I had higher hopes for this book.  But Hannah was not too likable.  She refuses to name the father of her unborn baby to protect him because of his position in the church and his marital status. He had an affair with her for two years and blatantly said he would NEVER leaver his wife for Hannah.  She also never told him that she was pregnant.  She also refuses to name the man who gave her the abortion because he was kind to her.  Therefore not giving those two names added 6 more years to her 10 year sentence as a Chrome.  She goes from her 30 days in prison to a religious halfway house where the people running it are horrible.  The only interesting thing that happens there is she meets another Red named Kayla.  I would have much rather have this book be about Kayla.  She is more likable and interesting.  From that point on the book just goes down hill.  

Friday, March 10, 2017

Book Review: The Burning World - Isaac Marion

The Burning World - Isaac Marion
R is recovering from death.

He's learning how to breathe, how to speak, how to be human, one clumsy step at a time.  He doesn't remember his old life and he doesn't want to.  He's building a new one with Julie.

But his old life remembers him.  The plague has another host far more dangerous than the Dead.  It's coming to return the world to the good old days of stability and control and the strong eating the weak, and stopping it will require a frightening journey into the surreal wastelands of America--and the shadowy basement of R's mind.

3/5 stars (liked it)
I loved the first book, I liked the sequel.  Although I really wish we could have found out what R's full name was.  This book involved flashbacks to R's life before he became a zombie.  He finds out he's not the person he wants to be and fights the memories.  We also learn a little bit about Julie.  New characters are introduced too.  I can't wait to read the last one.


Wednesday, March 01, 2017

Book Review: Thirteen Reasons Why - Jay Asher

Thirteen Reasons Why - Jay Asher
Clay Jensen returns home from school to find a strange package with his name on it lying on his porch.  Inside he discovers several cassette tapes recorded by Hannah Baker--his classmate and crush--who committed suicide two weeks earlier.  Hannah's voice tells him that there are thirteen reasons why she decided to end her life.  Clay is one of them.  If he listens, he'll find out why.

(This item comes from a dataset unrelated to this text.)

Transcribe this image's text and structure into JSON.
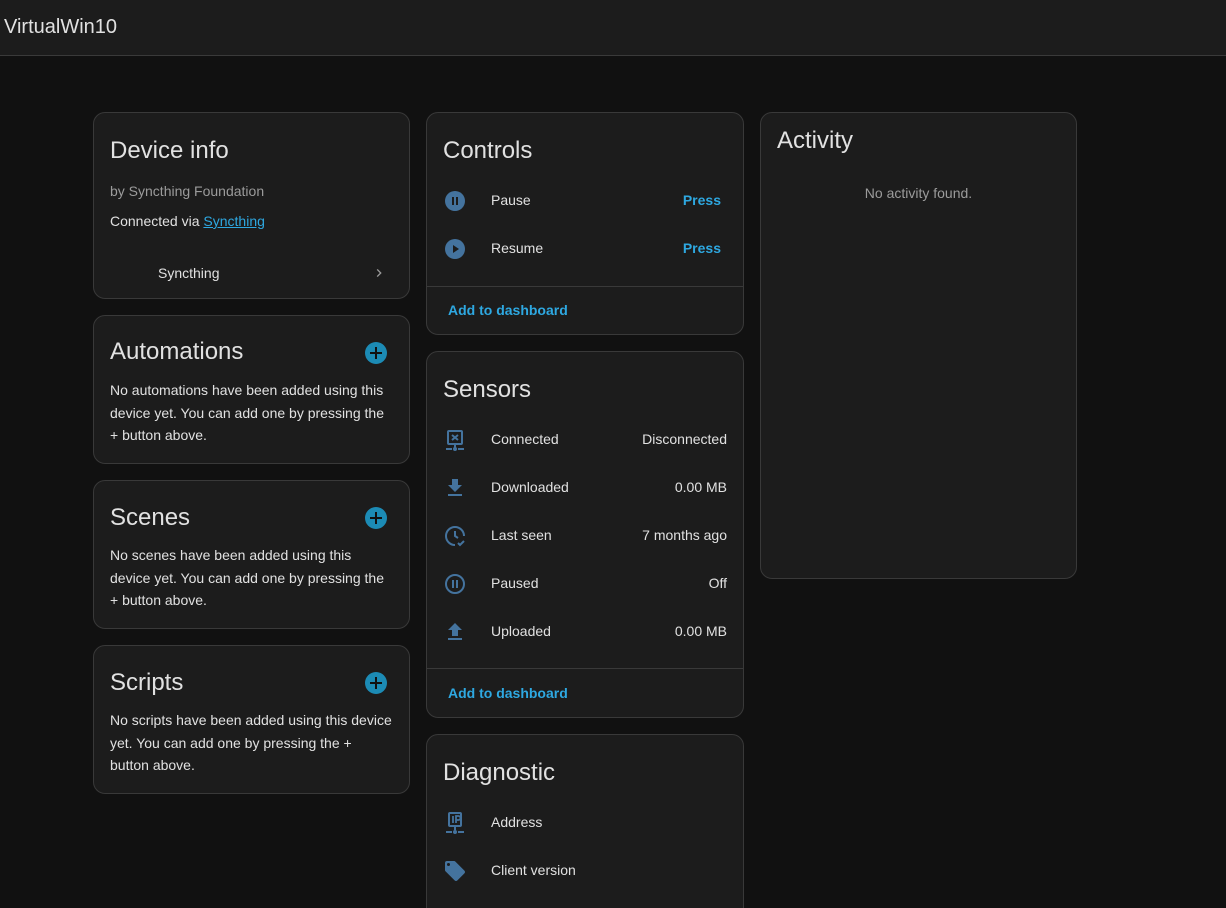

Clay spends the night crisscrossing his town with Hannah as his guide.  He becomes a firsthand witness to Hannah's pain, and as he follows Hannah's recorded words throughout his town, what he discovers changes his life forever.

3/5 stars (liked it)
I felt sorry for Hannah and Clay.  The snowball effect caused Hannah to kill herself.  Many people contributed to her life and making it worse.  From people starting rumors to people not really seeing her.  It's a very compelling book and I couldn't put it down just to see who the next person on her list was and what they had done.  Especially Clay since he's one of the people.  The very last person on the tape really surprised me.  Although we know Hannah is dead, we still root for her to not kill herself.

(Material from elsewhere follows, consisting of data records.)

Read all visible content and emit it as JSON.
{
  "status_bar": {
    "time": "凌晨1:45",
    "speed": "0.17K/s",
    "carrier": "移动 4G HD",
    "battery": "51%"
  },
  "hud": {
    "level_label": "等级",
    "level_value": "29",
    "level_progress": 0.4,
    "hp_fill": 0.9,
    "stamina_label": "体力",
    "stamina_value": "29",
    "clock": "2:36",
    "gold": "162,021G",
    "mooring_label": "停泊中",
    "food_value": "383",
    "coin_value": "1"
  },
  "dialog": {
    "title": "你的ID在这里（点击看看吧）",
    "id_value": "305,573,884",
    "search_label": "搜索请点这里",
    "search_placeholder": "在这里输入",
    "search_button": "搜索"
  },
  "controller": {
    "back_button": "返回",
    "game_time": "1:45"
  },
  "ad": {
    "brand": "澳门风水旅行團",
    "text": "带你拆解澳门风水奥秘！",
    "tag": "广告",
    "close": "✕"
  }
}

Book Review: Into The Still Blue - Veronica Rossi

Into The Still Blue - Veronica Rossi The race to the Still Blue has reached a stalemate.  Aria and Perry are determined to find this la...